If you experience a metallic taste in your mouth, you might blame it on the medications or vitamins you take to stay healthy. Although some medicines and vitamins can make your mouth taste strange, they're not always responsible for it. The metallic taste in your mouth might be due to periodontal disease (gum disease). Here's how periodontal disease changes the taste in your mouth and how you can get rid of both issues.

Why Does Your Mouth Taste Metallic?

Periodontal disease develops when bacteria infect and inflame the soft and hard tissues in your mouth. The disease occurs in multiple stages, including gingivitis. Gingivitis is the mildest and least destructive form of gum disease. Gingivitis can make your gums bleed easily when you brush or touch them. The blood released by your inflamed gums can taste like metal.

Gingivitis can take years to damage the gums, or it can spread quickly. If the infection spreads to the ligaments and bone tissues holding your teeth in place, it can become full blown periodontitis. Periodontitis can cause the gums to bleed on their own. In some cases, the bleeding can be severe.
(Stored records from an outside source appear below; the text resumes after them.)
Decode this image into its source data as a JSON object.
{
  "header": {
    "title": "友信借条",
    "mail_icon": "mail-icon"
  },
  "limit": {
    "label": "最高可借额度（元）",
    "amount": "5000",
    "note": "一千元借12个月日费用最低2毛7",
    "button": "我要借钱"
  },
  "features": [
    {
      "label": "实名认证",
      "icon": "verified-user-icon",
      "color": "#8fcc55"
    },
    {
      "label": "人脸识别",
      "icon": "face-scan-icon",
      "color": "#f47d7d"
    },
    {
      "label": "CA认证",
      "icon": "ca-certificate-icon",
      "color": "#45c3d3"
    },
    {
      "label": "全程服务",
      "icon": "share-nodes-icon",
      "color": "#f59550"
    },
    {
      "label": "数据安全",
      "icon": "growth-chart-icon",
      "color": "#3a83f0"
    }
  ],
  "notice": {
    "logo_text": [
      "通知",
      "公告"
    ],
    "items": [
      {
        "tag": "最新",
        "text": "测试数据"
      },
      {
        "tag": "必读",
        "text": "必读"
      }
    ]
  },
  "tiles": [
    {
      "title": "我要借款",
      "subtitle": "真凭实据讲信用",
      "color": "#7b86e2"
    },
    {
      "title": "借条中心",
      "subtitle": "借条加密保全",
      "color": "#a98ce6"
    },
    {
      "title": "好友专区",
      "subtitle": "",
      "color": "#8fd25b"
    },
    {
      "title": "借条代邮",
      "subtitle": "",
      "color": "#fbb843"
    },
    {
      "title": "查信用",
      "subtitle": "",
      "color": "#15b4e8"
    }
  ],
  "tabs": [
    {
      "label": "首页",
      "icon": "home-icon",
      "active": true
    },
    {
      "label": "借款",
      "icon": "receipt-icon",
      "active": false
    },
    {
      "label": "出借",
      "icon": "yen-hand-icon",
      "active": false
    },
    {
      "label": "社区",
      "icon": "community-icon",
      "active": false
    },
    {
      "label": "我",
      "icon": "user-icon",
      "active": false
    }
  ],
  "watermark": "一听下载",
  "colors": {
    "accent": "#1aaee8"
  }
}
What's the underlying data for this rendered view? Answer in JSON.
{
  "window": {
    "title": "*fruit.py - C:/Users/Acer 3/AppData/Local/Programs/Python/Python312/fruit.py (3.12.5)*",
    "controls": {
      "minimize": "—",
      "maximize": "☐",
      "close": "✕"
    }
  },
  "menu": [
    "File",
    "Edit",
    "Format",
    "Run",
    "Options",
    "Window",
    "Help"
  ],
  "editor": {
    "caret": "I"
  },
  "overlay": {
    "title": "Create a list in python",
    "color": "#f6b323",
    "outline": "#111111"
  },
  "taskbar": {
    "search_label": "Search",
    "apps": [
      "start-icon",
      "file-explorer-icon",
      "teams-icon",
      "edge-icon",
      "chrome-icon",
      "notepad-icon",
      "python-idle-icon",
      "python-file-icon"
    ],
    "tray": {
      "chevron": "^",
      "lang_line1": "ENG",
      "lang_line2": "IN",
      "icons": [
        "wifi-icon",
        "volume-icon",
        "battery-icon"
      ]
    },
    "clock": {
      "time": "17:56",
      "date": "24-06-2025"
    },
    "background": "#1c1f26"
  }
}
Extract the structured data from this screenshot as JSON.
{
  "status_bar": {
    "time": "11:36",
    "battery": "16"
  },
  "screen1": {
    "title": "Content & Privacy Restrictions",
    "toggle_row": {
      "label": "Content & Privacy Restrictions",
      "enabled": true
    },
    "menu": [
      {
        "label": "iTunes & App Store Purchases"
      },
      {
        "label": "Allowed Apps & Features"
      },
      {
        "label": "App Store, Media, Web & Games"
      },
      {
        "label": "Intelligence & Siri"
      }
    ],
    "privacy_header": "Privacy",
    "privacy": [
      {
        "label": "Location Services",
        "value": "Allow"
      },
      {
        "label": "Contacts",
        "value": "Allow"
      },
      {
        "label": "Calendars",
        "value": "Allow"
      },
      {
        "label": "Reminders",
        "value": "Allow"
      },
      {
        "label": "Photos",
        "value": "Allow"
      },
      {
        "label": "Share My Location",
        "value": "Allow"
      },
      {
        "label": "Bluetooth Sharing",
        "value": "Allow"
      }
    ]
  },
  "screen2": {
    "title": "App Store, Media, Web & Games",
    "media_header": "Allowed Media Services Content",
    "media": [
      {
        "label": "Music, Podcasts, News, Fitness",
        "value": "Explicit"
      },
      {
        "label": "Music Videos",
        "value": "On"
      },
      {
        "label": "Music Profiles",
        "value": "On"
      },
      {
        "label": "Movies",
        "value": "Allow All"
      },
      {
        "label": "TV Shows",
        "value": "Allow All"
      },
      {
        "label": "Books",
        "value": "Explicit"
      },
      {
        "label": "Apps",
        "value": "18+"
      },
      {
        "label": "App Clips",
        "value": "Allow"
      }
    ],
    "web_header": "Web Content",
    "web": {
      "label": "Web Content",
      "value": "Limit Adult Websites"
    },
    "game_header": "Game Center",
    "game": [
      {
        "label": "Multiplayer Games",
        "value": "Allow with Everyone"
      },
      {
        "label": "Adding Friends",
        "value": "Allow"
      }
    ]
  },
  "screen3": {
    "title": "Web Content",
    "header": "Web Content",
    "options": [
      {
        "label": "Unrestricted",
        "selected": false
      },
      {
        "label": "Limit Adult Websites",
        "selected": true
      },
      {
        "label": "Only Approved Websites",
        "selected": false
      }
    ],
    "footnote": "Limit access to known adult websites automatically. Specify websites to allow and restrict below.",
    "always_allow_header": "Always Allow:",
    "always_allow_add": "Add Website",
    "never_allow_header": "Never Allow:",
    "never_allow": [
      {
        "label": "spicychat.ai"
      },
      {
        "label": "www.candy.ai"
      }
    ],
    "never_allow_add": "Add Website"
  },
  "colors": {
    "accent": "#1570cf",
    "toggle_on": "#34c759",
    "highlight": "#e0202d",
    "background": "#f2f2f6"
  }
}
To prevent periodontitis and tooth loss, it's important to treat your bleeding gums now.

What Can You Do About Your Gums?

If you rinse your mouth with warm salt water, you may be able to cut down the metallic taste in your mouth. Salt helps control or destroy bacteria by making the environment inside your mouth inhospitable to them. Bacteria need an acidic environment to thrive and multiply. Salt makes the tissues in your mouth less acidic.

Next, discard and replace your old toothbrush right away. The germs in your mouth can live on the surfaces of your toothbrush. You introduce new germs into your mouth every time you brush your teeth. Your new toothbrush should have soft bristles. Softer bristles may keep your gums from bleeding too much when you perform oral care.

Lastly, see a dentist for periodontal care or treatment. A dentist will generally clean the surfaces of your teeth and beneath your gums to remove the infection. A provider may also place antibiotics or antimicrobial medications beneath your gums to help them heal faster. The medications destroy bacteria at the source, which may prevent the germs from spreading further.

If you need more information about the metallic taste in your mouth, schedule your dental appointment today, or visit a site like http://www.thefamilydentist-lakeland.com.